I always consider RPE similar to the pain rating scale, sounds bad I know! When explaining the pain rating scale, I state 10/10 is the worst pain imaginable. Similarly, when using the RPE I relate 10/10 as the hardest I could possibly do.

Here’s the thing, I’ve only used 10/10 twice, during a crit and a road race, where in the road race I rolled across the finish line and promptly laid in the grass for 10mins incapable of using my legs. I’m stingy with that 10. I’ve used a couple 9.5s and 9s.

Where I have difficulty is gauging a workout, because when reflecting on the intervals, some are 10/10 for the last interval or maybe the last couple minutes of some. But that’s a short period of time and there is rest as well; therefore, I rate the entire workout and consider the length of the intervals. Usually 6-8/10, but I’m not sure if it’s a fair gauge. Like Hunter, Bluebell, Donner, and Clark all were 7-8/10 RPE. Do you all find the same with your workouts or do you find yourself using 9s and 10s more often?

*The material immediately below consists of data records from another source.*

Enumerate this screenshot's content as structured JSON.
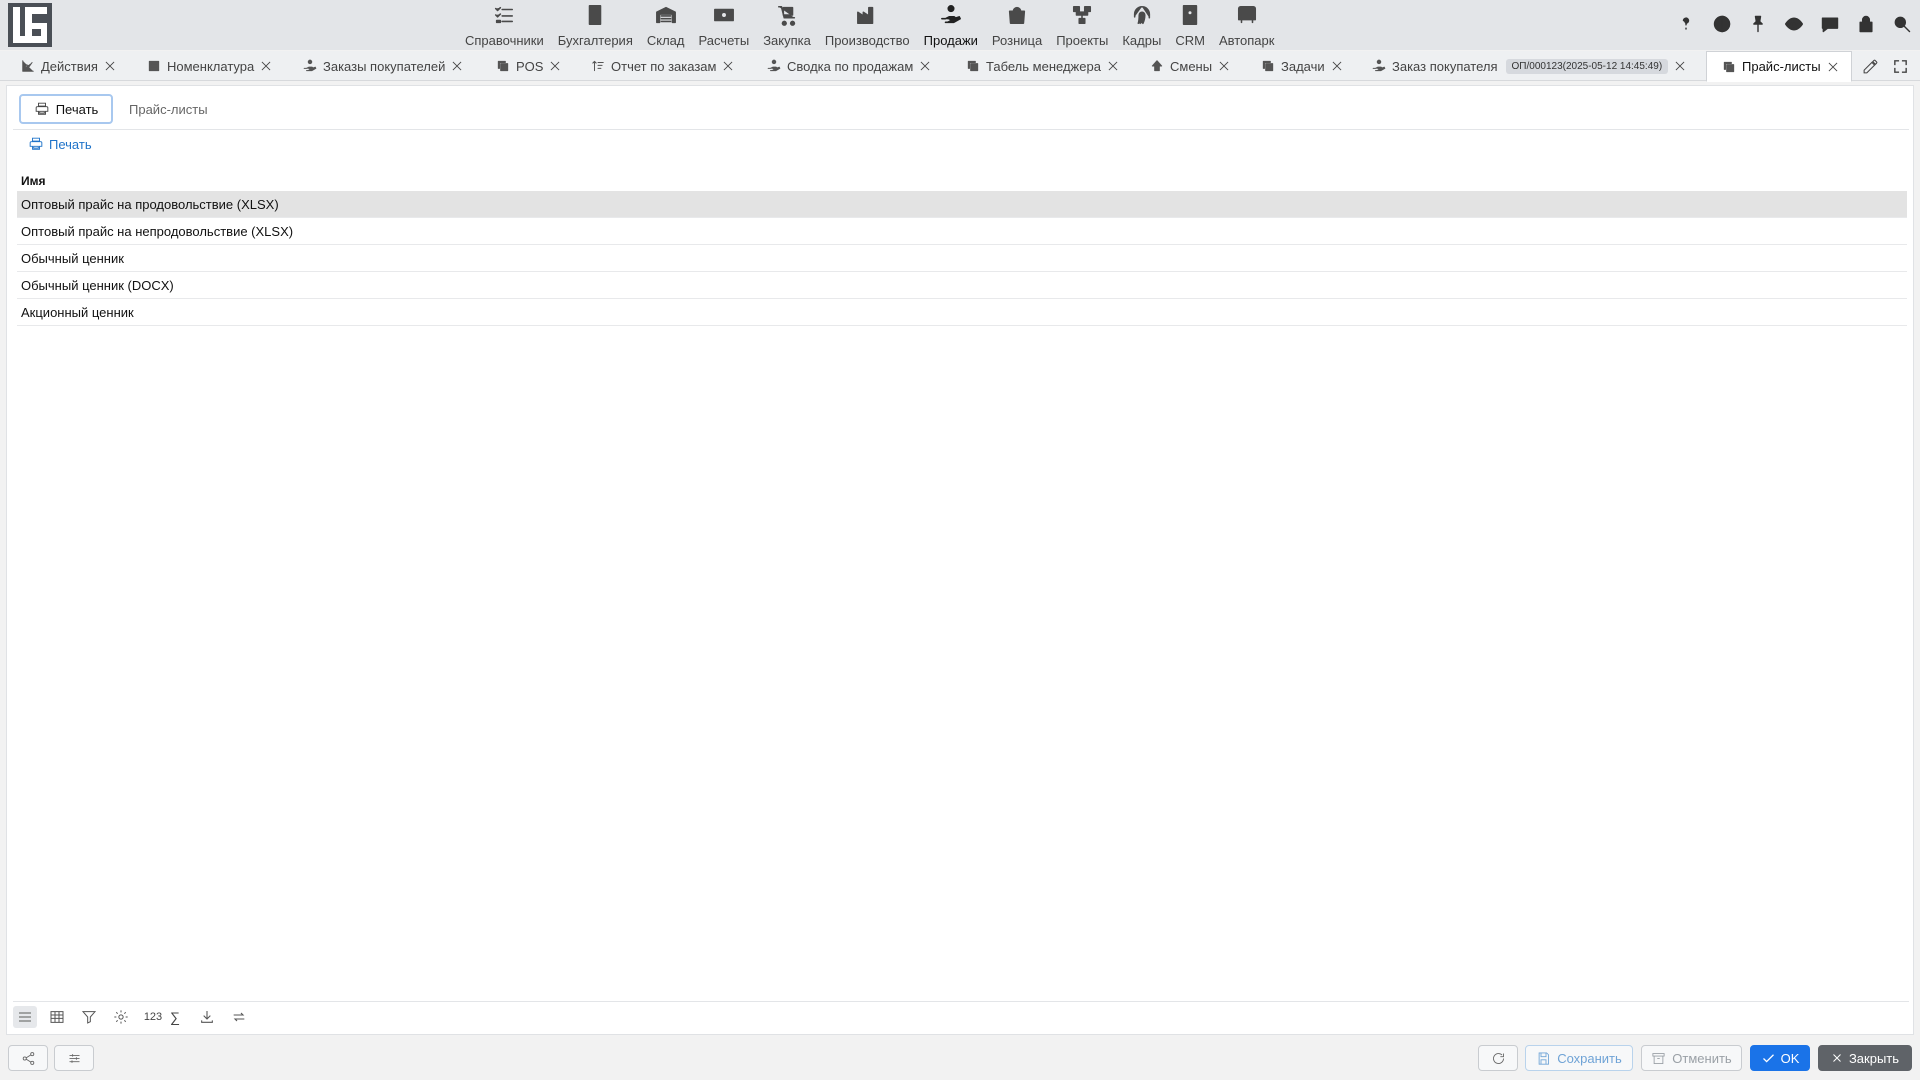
{
  "logo_letters": "LG",
  "modules": [
    {
      "label": "Справочники",
      "icon": "checklist-icon"
    },
    {
      "label": "Бухгалтерия",
      "icon": "ledger-icon"
    },
    {
      "label": "Склад",
      "icon": "warehouse-icon"
    },
    {
      "label": "Расчеты",
      "icon": "banknote-icon"
    },
    {
      "label": "Закупка",
      "icon": "dolly-icon"
    },
    {
      "label": "Производство",
      "icon": "factory-icon"
    },
    {
      "label": "Продажи",
      "icon": "hand-coin-icon",
      "active": true
    },
    {
      "label": "Розница",
      "icon": "shopping-bag-icon"
    },
    {
      "label": "Проекты",
      "icon": "hierarchy-icon"
    },
    {
      "label": "Кадры",
      "icon": "fingerprint-icon"
    },
    {
      "label": "CRM",
      "icon": "contact-card-icon"
    },
    {
      "label": "Автопарк",
      "icon": "bus-icon"
    }
  ],
  "top_tools": [
    "help-icon",
    "contrast-icon",
    "pin-icon",
    "eye-icon",
    "chat-icon",
    "lock-icon",
    "search-icon"
  ],
  "doc_tabs": [
    {
      "label": "Действия",
      "icon": "chart-line-icon"
    },
    {
      "label": "Номенклатура",
      "icon": "catalog-icon"
    },
    {
      "label": "Заказы покупателей",
      "icon": "hand-coin-icon"
    },
    {
      "label": "POS",
      "icon": "copy-icon"
    },
    {
      "label": "Отчет по заказам",
      "icon": "sort-icon"
    },
    {
      "label": "Сводка по продажам",
      "icon": "hand-coin-icon"
    },
    {
      "label": "Табель менеджера",
      "icon": "copy-icon"
    },
    {
      "label": "Смены",
      "icon": "shift-icon"
    },
    {
      "label": "Задачи",
      "icon": "copy-icon"
    },
    {
      "label": "Заказ покупателя",
      "icon": "hand-coin-icon",
      "badge": "ОП/000123(2025-05-12 14:45:49)"
    },
    {
      "label": "Прайс-листы",
      "icon": "copy-icon",
      "active": true
    }
  ],
  "inner_tabs": [
    {
      "label": "Печать",
      "active": true
    },
    {
      "label": "Прайс-листы"
    }
  ],
  "print_action": "Печать",
  "grid": {
    "column": "Имя",
    "rows": [
      "Оптовый прайс на продовольствие (XLSX)",
      "Оптовый прайс на непродовольствие (XLSX)",
      "Обычный ценник",
      "Обычный ценник (DOCX)",
      "Акционный ценник"
    ],
    "selected_row": 0
  },
  "grid_tools": {
    "numbers_label": "123",
    "sum_label": "∑"
  },
  "footer": {
    "save": "Сохранить",
    "cancel": "Отменить",
    "ok": "OK",
    "close": "Закрыть"
  },
  "colors": {
    "accent": "#1a73e8",
    "link": "#1f73c9",
    "topbar": "#e3e5e8"
  }
}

Only use RPE for outdoor rides with no power to get a TSS approximation. If I were to use RPE for indoor TR rides I guess I’d determine how I felt during the work intervals and overall at the end.

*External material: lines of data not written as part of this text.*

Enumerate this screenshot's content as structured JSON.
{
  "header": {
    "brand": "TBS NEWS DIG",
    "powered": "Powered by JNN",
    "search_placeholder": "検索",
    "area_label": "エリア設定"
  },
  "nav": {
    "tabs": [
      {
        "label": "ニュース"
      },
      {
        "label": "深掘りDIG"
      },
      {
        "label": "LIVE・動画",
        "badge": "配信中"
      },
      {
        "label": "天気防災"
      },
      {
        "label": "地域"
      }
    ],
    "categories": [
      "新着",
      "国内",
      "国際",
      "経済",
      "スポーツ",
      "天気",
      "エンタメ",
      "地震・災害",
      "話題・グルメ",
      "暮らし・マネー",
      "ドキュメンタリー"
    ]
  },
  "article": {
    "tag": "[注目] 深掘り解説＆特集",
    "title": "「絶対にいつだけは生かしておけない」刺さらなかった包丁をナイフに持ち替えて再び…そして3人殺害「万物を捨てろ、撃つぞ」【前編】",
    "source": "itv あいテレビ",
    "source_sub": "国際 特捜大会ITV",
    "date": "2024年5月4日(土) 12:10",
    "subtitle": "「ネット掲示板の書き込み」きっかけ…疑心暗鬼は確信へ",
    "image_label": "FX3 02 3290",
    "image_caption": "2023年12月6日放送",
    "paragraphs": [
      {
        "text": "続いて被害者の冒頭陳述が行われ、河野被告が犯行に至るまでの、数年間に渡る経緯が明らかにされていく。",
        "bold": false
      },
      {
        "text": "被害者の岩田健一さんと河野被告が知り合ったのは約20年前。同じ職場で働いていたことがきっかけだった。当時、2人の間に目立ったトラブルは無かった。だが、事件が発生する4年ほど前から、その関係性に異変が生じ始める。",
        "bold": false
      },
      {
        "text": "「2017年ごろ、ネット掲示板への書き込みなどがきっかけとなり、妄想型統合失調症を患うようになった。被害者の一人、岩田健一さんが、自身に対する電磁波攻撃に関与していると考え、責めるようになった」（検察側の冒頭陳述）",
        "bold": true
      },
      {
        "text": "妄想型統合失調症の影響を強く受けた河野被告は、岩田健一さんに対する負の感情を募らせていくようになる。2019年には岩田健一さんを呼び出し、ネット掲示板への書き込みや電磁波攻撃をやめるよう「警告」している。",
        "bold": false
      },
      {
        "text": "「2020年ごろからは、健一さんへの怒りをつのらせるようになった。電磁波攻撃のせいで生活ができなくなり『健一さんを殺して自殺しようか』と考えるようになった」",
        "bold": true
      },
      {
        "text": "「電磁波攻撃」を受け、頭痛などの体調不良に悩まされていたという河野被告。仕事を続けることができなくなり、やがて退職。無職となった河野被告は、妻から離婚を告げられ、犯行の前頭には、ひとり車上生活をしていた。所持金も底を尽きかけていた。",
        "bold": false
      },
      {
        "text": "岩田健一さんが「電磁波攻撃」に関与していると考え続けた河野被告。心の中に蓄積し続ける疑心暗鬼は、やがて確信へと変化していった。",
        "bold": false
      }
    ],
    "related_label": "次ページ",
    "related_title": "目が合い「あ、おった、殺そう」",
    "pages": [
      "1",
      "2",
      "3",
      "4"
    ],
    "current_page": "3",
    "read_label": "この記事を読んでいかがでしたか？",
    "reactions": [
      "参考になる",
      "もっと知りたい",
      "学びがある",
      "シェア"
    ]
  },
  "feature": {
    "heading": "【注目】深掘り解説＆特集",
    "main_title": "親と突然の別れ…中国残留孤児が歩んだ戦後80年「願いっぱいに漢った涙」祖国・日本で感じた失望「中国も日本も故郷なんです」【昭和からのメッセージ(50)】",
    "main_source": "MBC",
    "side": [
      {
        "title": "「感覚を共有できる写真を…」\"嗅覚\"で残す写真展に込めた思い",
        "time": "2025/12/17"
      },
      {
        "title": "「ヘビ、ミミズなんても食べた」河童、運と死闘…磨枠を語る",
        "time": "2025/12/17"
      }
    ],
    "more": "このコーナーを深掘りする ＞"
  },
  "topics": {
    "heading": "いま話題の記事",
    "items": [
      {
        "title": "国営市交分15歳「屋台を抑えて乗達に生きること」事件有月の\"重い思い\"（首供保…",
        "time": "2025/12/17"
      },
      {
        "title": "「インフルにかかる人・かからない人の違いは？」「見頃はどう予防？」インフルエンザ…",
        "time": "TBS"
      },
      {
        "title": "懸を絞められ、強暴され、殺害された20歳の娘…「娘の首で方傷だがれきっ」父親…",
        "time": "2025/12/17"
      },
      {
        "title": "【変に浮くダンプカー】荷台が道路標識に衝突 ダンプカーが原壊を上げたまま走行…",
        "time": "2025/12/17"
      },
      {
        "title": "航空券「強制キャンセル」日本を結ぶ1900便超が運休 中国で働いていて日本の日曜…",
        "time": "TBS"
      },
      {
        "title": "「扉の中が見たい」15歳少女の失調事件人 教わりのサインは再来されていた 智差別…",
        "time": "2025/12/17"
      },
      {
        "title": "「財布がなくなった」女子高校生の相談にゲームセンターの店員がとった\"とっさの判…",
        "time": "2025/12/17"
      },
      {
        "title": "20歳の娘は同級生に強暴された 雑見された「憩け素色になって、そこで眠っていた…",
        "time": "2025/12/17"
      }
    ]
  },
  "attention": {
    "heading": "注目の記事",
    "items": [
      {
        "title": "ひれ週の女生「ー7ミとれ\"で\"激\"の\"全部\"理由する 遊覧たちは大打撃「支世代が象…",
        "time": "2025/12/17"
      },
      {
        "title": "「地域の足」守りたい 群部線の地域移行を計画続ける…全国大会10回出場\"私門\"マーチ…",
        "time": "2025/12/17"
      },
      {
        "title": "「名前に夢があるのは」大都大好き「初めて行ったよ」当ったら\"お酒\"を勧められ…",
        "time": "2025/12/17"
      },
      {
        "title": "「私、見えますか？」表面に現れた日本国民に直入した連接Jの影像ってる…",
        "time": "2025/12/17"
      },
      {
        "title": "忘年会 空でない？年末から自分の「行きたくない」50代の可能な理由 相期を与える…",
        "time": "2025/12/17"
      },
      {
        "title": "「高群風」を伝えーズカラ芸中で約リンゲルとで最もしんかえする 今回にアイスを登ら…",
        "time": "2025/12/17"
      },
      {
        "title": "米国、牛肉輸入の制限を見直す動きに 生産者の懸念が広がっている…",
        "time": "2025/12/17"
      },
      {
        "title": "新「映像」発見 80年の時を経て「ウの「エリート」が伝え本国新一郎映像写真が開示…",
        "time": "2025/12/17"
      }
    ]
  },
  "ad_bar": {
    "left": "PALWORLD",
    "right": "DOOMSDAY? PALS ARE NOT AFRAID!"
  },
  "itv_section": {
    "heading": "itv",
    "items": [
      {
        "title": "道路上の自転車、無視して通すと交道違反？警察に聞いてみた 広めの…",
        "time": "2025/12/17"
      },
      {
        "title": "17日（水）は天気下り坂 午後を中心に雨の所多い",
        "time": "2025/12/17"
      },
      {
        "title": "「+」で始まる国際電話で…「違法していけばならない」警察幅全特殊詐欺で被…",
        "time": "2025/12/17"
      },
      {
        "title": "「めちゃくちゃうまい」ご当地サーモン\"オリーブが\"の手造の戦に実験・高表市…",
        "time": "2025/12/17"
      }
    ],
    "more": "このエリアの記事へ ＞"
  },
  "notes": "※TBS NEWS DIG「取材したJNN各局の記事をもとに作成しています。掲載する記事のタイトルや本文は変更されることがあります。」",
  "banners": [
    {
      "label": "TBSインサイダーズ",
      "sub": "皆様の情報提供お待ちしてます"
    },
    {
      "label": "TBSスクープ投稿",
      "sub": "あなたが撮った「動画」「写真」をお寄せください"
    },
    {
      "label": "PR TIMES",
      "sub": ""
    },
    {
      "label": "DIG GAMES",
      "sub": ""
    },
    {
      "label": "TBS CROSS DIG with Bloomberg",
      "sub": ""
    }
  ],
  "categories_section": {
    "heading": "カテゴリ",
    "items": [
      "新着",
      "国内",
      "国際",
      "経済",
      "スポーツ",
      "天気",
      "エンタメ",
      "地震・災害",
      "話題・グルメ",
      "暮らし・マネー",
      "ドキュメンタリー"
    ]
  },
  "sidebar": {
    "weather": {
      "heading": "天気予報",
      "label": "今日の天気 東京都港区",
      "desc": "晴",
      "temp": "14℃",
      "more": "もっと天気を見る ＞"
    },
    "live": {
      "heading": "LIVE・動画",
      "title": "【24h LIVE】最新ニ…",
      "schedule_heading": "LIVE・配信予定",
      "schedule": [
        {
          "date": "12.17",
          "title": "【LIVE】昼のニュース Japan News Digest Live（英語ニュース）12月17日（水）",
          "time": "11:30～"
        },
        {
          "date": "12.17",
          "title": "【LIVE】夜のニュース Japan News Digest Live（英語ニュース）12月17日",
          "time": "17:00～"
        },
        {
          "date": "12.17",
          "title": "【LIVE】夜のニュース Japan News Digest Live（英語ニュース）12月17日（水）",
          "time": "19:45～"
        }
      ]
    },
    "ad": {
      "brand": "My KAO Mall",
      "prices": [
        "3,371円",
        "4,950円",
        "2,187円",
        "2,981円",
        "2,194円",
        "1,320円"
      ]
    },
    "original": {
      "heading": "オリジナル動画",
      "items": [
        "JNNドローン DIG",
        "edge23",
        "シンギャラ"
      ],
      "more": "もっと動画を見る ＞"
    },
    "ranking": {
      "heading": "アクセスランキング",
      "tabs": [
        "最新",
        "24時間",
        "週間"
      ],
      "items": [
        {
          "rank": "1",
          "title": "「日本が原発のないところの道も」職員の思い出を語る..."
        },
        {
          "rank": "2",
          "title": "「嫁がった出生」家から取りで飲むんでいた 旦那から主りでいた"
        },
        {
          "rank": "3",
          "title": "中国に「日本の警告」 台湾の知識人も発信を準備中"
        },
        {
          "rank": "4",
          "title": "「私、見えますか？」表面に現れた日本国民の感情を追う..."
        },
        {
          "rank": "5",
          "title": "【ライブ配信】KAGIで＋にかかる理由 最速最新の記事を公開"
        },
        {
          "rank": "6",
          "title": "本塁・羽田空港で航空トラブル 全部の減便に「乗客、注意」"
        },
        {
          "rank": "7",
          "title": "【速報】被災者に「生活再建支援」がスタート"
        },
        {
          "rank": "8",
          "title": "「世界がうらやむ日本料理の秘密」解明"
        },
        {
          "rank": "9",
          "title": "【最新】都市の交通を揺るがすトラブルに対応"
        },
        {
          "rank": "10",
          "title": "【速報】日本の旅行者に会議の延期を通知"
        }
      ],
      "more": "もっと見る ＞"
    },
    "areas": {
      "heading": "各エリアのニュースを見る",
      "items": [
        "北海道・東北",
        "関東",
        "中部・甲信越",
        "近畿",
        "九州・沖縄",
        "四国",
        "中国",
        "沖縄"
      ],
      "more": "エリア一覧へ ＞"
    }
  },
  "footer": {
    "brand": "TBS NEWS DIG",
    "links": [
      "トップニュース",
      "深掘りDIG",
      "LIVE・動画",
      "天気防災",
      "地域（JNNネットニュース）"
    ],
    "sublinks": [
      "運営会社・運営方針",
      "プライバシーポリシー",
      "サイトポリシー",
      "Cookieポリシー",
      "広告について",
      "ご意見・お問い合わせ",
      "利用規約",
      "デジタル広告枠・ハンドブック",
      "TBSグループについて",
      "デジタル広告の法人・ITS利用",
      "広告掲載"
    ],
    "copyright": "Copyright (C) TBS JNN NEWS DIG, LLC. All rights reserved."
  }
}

@MI-XC I use “effort level” and how I feel on every ride I do with some sort of commentary occasionally. Sometimes the same ride doesn’t feel as difficult and sometimes I feel fatigued or just not into it and effort level goes up then. It’s nice to reflect upon. I don’t actually use it for my tss or anything else, just documentation.


@runriderandi i do the same and call it RPE. I feel, like you, that it can give valuable insight regarding my abilities over time or can help explain things in hindsight like whether I was fighting off sickness or training too much, how well rested and nourished I was for each workout, etc…
I also rarely use a 10…Really only when I can’t complete a workout. Most TR rides are 6-9 for me. If I really have to gut something out - cadence falling, form crumbling, that’ll be a 9-9.5.

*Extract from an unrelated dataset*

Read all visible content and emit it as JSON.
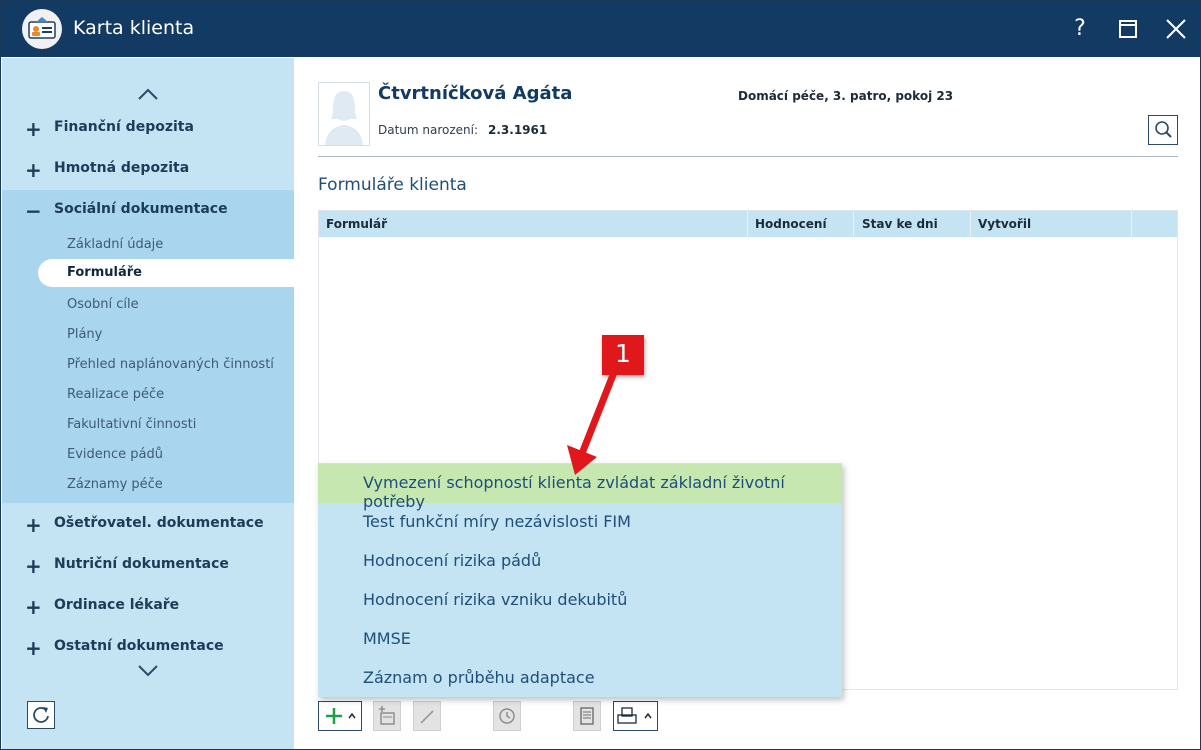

If you “fail” a workout, would that almost by definition be a 10 for that workout? A workout that pushes you to the brink of failure would also be a 10.

I guess by this definition, the ramp test, or a 8/20 min FTP test, would be a 10. Does that seem right?

If so, then you can use this as the upper benchmark for what a 10 feels like.

@DaveWh this is where my gauge is different. The ramp test to me doesn’t earn a 10/10 just because the hard work only lasts about 5 minutes in total. Sure, it’s to failure, but it’s meant to be. Eventually. Now if I had to ride at 80-90% for an hour or two then did the rest of a ramp test, that would be a 10/10! And I have a reference of 10/10, I’m just stingy with it, and curious if others are like me and/or find that many workouts get ranked about 6-8/10.

@CrunchyGears I’m glad I found someone who thinks along the same lines? At least I don’t feel like my barometer is completely broken :joy:


Yep - that’s why I posed it as a question. I guess there needs to be a time component involved in RPE also.

Riding for an hour as hard as you can will certainly take more out of you, and more suffering than a ramp test.

But riding to failure for any duration is pretty brutal - albeit for a shorter period of time in a ramp test.

For that matter, a wingate test of 30 seconds is brutal - but it only lasts 30 seconds, then the minute or two afterwards where you’ve realized you haven’t died. So although it’s short, I’d rate a wingate as an RPE of 10.

Mine is roughly the same.
For instance, I’d rate Ramp Test at 6 or 7, while Over-under at 8 or 9.

The most difficult ones to me are Pyramids. Now those get a consistent 10/10 on my scale, just because how hard they are to complete!

Yeah, that’s why RPE is truly subjective I suppose! I have yet to fail a TR workout, but had a tendency to fail a specific outdoor workout numerous times (4mins at 115% 4mins at 75% repeat 4 times), once I gave it a 10 I think…oddly I would break in the ‘recovery’ at 75% so I guess it never felt like a 10 for that reason, but not sure because I never wrote anything beyond RPE.

I guess I’m just trying to become more introspective now that I am diligently rating each workout and adding comments when needed. But somehow am confusing myself in the whole situation :joy:

Are pyramids the over-unders with the ramp up to the over?

Similar but not quite.
With pyramids (aka Russian Steps) you ramp up, while making each effort shorter than the one before. Then you do the same steps but in reverse.

Rest, repeat.

Awful f)£:&)g thing that!